South County teen says Bitcoin made him a fortune
The wildly popular, hard-to-understand, decentralized, digital currency known as Bitcoin probably hasn't been on your radar long.
Most Americans are just now learning about Bitcoin and hearing stories about early investors who hit the crypto-lottery.
“They kept mentioning this thing called Bitcoin,” said 19-year-old Sean, from Washington County.
NBC 10 News has chosen to conceal Sean's identity because of the large amount of money he claims to have made from Bitcoin.
“It was like a craigslist transaction, it was pretty sketchy,” he said.
Sean said he was just 14 years old when he first learned about Bitcoin on internet forums. Back then, the digital currency backed by strings of internet code was only worth a few dollars, so he made an investment.
“I took all the savings I had, which was $1,500, that was all Christmas and birthday money,” said Sean, also adding, “Once Bitcoin started making the news, I was like, 'Oh, wait, I have a lot of those.'"
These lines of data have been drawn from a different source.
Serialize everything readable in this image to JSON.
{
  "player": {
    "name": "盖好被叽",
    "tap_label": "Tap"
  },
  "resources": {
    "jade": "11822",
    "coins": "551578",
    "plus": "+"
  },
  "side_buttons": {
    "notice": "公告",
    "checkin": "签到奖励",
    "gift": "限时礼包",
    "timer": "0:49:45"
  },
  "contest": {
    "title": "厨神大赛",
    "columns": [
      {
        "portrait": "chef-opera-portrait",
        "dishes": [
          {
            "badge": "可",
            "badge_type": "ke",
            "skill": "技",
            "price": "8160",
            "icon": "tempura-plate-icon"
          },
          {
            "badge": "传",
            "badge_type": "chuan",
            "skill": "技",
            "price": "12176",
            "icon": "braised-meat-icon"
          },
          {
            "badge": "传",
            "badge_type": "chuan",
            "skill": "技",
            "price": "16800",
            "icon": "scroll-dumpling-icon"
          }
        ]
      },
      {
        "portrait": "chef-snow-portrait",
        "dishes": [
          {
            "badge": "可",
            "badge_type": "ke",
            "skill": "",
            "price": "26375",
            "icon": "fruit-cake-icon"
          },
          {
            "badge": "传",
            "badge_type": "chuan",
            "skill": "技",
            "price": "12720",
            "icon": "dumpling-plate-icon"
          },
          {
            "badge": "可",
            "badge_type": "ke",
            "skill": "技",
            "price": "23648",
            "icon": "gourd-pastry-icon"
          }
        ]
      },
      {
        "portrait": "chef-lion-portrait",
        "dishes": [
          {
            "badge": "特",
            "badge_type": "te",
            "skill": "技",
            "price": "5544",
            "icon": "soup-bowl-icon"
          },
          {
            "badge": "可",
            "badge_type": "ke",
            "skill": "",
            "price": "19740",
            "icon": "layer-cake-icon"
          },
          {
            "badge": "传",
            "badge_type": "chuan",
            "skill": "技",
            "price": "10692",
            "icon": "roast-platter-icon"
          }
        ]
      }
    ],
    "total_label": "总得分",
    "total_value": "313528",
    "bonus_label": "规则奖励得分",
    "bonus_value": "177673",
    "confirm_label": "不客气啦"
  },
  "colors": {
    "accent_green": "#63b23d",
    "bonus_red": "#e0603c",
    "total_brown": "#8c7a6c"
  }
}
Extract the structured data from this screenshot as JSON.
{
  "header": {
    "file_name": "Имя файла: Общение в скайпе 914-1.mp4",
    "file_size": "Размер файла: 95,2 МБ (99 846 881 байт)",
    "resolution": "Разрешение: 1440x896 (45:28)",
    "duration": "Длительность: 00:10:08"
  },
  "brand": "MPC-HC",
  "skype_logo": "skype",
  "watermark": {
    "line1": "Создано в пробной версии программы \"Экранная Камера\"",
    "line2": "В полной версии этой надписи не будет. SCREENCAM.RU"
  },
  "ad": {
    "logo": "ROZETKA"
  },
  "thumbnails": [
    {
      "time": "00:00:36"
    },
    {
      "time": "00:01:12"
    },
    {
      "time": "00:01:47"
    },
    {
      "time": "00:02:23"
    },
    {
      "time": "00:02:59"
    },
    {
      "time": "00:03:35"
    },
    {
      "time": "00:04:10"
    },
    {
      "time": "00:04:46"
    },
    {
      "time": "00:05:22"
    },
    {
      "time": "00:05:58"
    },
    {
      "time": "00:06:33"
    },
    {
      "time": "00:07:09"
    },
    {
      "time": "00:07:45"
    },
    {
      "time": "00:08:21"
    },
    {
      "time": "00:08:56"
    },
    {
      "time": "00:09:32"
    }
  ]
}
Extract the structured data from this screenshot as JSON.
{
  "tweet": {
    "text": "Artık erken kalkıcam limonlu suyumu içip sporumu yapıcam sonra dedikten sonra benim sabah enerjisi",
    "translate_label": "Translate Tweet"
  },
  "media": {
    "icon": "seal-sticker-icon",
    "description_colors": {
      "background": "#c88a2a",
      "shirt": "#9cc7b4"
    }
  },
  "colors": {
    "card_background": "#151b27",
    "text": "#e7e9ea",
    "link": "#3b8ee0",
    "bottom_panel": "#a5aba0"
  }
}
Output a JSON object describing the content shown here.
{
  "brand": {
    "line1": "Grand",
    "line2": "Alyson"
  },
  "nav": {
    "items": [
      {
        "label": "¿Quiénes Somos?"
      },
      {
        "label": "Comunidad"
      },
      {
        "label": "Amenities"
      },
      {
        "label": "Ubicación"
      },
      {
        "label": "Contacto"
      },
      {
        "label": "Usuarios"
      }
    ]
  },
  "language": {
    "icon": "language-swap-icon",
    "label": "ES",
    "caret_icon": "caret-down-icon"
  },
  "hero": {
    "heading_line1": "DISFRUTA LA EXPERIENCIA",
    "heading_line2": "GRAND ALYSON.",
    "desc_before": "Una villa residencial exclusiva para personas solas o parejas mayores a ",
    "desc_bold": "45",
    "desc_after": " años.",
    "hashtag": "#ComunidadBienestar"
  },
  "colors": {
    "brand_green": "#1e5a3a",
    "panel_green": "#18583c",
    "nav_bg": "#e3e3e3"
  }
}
Sean told NBC 10 that by the time he cashed out December he had amassed thousands of Bitcoins, with each worth $18,500 at the time.
Financial experts say Bitcoin is risky because there's no oversight -- it's unregulated and uninsured.
That also means there's no real way for NBC 10 to verify Sean's claims.
It might seem improbable that a $1,500 investment made just five years ago is now worth millions, but the value of Bitcoin has climbed so high in recent months that financial experts say it is possible.
“I think you have to view Bitcoin and all the other cryptocurrencies almost like a lottery ticket,” said Jason Siperstein, a certified financial planner at Elliot Rose Wealth Management. “I think it's money that you can afford to lose, expect to lose, or are willing and able to lose, but I wouldn't risk a significant amount on these cryptocurrencies.”
Siperstein said risky stories like Sean's have piqued investors’ interest, but with such wild fluctuations in value, and nothing tangible backing cryptocurrency, he's advising clients to steer clear.
“I think there's a little bit of silliness going on in the market right now, and you know in the short term, I think everything is really consumer sentiment, you know psychology,” said Siperstein. “But in the long run, I think valuation and real application and use are better ways to determine valuation.”
"It's not a gamble, but it's definitely a much larger risk than investing in more orthodox securities like stocks and bonds, and whatnot,” said Sean.
Even with a potential fortune sitting in his digital wallet, Sean said, right now, his only plan is to continue living like a college student.
“I'm definitely graduating,” said Sean. “A lot of people are like, 'Oh, you should just drop out,' but no, I don't really want to do that.”
Sean said he moved most of that Bitcoin money into smaller cryptocurrencies, or "altcoins,” and tripled his fortune in recent weeks.